The world’s largest parcel delivery company is served by all the Class Is, as well as dozens of regionals and short lines that lend a hand in moving packages from Point A to Point B. Parcels need to arrive and depart sorting hubs during strict time windows so UPS can meet delivery promises for customers.Every railroad except one — which Buenker declined to identify — provided perfect performance without any service failures, he says.“On-time performance is critical because it can interfere with our [sorting] operations,” says Buenker. “We usually give railroads an A grade for the peak. But for this past peak, they get an A-plus, with a star on it.”To meet tight transit schedules, the railroads in some cases provided an extra train or eliminated a stop between an origin and destination. For example, a train that usually moved from Chicago to Toledo, Ohio, to Buffalo, N.Y., at times didn’t stop in Toledo, says Buenker.“Train dynamics are critical. Every railroad we work with added trains,” he says.The railroads’ performance also got a boost from intensive pre-peak planning, says Buenker. UPS worked with the carriers to determine the best ways to handle what was expected to be heavy package volume. The railroads then focused on optimizing locomotive and crew assignments, expediting train inspections and locomotive maintenance/services, and bolstering bad-order processes.

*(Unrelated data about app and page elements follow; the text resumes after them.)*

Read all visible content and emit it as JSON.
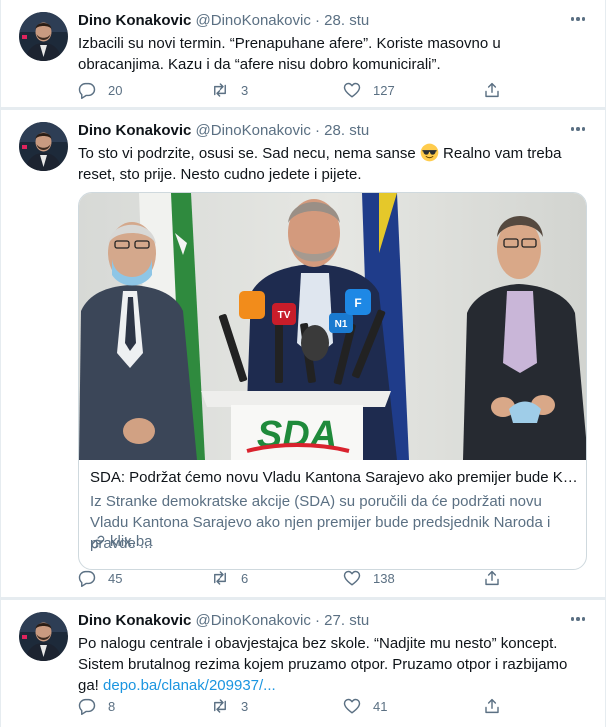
{
  "tweets": [
    {
      "name": "Dino Konakovic",
      "handle": "@DinoKonakovic",
      "separator": "·",
      "date": "28. stu",
      "text": "Izbacili su novi termin. “Prenapuhane afere”. Koriste masovno u obracanjima. Kazu i da “afere nisu dobro komunicirali”.",
      "replies": "20",
      "retweets": "3",
      "likes": "127"
    },
    {
      "name": "Dino Konakovic",
      "handle": "@DinoKonakovic",
      "separator": "·",
      "date": "28. stu",
      "text_before_emoji": "To sto vi podrzite, osusi se. Sad necu, nema sanse ",
      "text_after_emoji": " Realno vam treba reset, sto prije. Nesto cudno jedete i pijete.",
      "emoji_icon": "sunglasses-face-icon",
      "card": {
        "sign_text": "SDA",
        "title": "SDA: Podržat ćemo novu Vladu Kantona Sarajevo ako premijer bude Konaković",
        "description": "Iz Stranke demokratske akcije (SDA) su poručili da će podržati novu Vladu Kantona Sarajevo ako njen premijer bude predsjednik Naroda i pravde ...",
        "domain": "klix.ba",
        "mic_labels": [
          "TV",
          "N1",
          "F"
        ]
      },
      "replies": "45",
      "retweets": "6",
      "likes": "138"
    },
    {
      "name": "Dino Konakovic",
      "handle": "@DinoKonakovic",
      "separator": "·",
      "date": "27. stu",
      "text": "Po nalogu centrale i obavjestajca bez skole. “Nadjite mu nesto” koncept. Sistem brutalnog rezima kojem pruzamo otpor. Pruzamo otpor i razbijamo ga! ",
      "link": "depo.ba/clanak/209937/...",
      "replies": "8",
      "retweets": "3",
      "likes": "41"
    }
  ],
  "colors": {
    "text": "#0f1419",
    "secondary": "#5b7083",
    "link": "#1b95e0",
    "divider": "#e6ecf0",
    "border": "#cfd9de",
    "sda_green": "#1f8a3b",
    "sda_red": "#d9232e"
  }
}
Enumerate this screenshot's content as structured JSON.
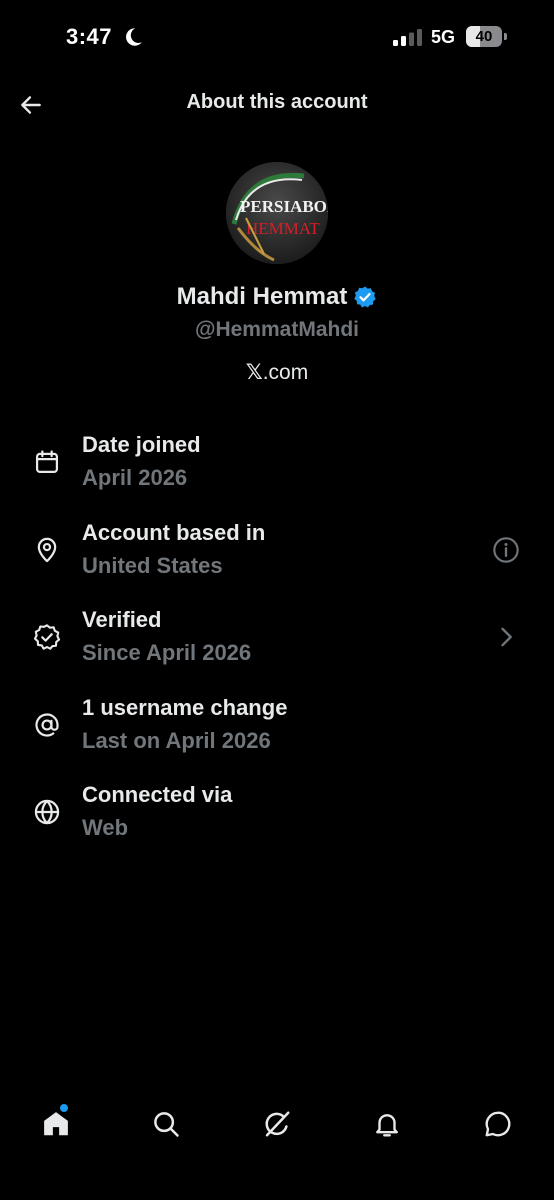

UPS managers “had fairly good indications” it was going to be a busy fall peak after holding discussions with various retailers, says Buenker. The retailers shared the trends they were sensing, which distribution centers likely would be active and how online purchases were growing, he says.This year, UPS completed more pre-peak planning work than usual — given the volume forecast — and the efforts “delivered exceptional results,” says Buenker.In terms of rail service, the railroads planned their maintenance-of-way work around the peak, as usual. But they also more quickly recovered any mishandled single cars during the busy timeframe and strived harder to avoid service failures, says Buenker. One misplaced trailer of packages can impact thousands of UPS customers.Overall, rail performance during the peak likely gained a small lift from the lower volume on Class Is’ lines compared with the same 2014 period, says Buenker.“I think the availability of track capacity helped. There definitely were some velocity benefits,” he says.But that doesn’t diminish the efforts that were apparent among all the railroads to meet UPS’ stringent transit schedules, Buenker says.
Now, the emphasis is on finding ways to match that performance for this year’s peak. As they do every year, UPS officials in January held a post-peak meeting with railroad managers to review what did and didn’t work well last year.“Perhaps the railroads will do some of the same things at the next peak,” says Buenker.And what will package volume be like come November? For all intents and purposes, a similar big wave, Buenker believes.“The early indications from shippers is that we will likely see the same type of peak,” he says.